The lines to be copied are those below that contain "true".

(Dataset rows for apps and sites)
____
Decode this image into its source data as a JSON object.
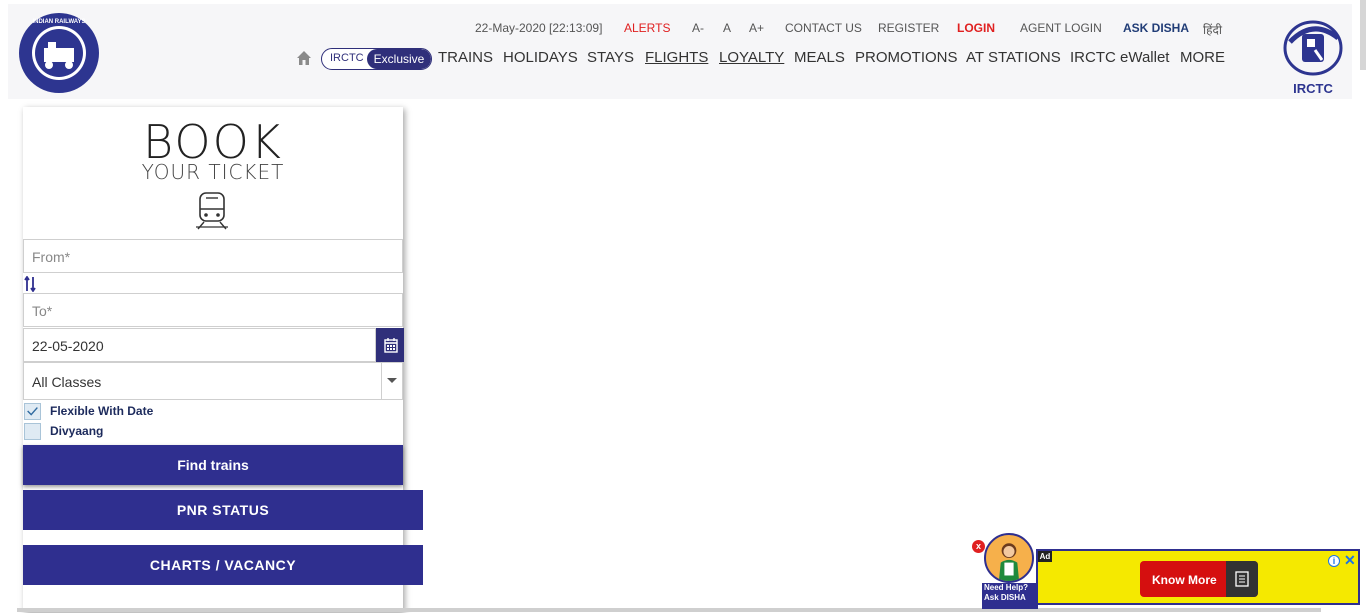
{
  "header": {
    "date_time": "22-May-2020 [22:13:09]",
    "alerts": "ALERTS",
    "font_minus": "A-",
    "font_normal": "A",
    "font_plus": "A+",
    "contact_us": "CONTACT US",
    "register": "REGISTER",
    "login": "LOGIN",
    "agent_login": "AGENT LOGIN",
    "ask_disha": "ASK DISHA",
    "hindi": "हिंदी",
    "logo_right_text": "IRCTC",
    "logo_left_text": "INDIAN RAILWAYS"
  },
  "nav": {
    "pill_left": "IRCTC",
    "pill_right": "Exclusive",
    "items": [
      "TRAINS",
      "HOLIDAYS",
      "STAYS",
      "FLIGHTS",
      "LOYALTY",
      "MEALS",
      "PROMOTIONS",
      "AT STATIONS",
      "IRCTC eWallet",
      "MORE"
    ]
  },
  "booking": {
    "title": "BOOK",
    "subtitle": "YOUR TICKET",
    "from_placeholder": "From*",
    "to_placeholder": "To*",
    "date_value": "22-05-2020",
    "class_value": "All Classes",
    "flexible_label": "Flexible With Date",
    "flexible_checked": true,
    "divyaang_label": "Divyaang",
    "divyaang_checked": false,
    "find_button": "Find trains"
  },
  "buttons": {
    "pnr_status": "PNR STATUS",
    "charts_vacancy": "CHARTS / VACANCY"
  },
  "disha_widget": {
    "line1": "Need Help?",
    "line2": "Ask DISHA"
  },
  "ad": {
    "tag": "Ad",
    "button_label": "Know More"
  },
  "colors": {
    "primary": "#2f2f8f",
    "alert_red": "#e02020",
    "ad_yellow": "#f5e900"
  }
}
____
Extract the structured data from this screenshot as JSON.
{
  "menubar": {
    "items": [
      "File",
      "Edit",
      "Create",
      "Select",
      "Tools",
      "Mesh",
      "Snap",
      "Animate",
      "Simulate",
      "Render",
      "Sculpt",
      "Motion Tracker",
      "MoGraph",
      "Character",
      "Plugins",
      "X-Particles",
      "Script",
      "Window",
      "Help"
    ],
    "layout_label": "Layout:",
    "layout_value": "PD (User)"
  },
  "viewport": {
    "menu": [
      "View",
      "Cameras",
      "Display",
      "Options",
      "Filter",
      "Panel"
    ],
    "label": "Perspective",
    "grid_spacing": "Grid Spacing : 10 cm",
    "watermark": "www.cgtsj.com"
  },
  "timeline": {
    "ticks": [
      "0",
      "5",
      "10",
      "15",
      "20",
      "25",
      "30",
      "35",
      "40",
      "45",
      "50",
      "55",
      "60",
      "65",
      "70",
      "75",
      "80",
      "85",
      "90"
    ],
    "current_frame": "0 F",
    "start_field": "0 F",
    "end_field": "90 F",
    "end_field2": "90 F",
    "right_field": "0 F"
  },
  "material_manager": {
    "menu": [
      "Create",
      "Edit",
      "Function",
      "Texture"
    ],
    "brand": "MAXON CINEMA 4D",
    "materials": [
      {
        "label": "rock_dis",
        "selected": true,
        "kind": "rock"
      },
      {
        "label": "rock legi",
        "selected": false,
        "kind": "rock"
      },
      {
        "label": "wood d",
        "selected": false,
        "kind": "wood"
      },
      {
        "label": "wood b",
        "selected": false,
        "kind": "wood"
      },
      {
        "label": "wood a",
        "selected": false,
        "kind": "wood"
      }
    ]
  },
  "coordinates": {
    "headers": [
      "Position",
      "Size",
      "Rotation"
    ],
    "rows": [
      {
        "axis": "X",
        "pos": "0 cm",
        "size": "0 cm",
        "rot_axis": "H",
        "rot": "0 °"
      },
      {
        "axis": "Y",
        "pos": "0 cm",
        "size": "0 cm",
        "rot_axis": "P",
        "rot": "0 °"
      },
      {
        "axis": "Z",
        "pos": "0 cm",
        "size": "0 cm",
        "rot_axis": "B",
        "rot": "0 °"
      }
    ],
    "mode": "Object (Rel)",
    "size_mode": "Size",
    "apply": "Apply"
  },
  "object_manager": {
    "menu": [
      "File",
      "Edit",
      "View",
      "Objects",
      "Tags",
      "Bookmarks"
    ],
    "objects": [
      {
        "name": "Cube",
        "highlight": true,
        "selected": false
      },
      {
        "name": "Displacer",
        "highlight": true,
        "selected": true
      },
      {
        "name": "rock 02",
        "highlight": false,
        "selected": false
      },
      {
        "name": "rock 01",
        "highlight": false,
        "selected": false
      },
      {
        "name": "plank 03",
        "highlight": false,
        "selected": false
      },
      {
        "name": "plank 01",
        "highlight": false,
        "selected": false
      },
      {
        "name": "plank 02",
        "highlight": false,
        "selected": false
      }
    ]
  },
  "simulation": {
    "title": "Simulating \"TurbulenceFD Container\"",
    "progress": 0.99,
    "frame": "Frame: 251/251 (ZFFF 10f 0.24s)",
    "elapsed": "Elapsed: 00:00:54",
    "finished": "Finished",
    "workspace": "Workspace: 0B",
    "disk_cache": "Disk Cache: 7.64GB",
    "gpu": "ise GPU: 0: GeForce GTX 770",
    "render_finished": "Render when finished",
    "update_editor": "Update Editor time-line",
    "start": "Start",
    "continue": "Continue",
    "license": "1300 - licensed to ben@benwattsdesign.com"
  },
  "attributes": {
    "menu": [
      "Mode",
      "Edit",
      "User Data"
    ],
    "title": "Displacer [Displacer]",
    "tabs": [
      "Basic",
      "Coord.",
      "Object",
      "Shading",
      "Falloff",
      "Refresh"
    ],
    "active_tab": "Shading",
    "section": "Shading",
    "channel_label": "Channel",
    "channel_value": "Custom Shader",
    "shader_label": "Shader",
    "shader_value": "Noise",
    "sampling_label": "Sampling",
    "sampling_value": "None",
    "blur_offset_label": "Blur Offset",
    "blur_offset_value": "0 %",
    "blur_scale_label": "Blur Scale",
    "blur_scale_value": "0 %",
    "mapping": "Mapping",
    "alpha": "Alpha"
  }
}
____
— YOUR RESPONSE —
    "flexible_checked": true,
        "selected": true,
        "highlight": true,
        "highlight": true,
        "selected": true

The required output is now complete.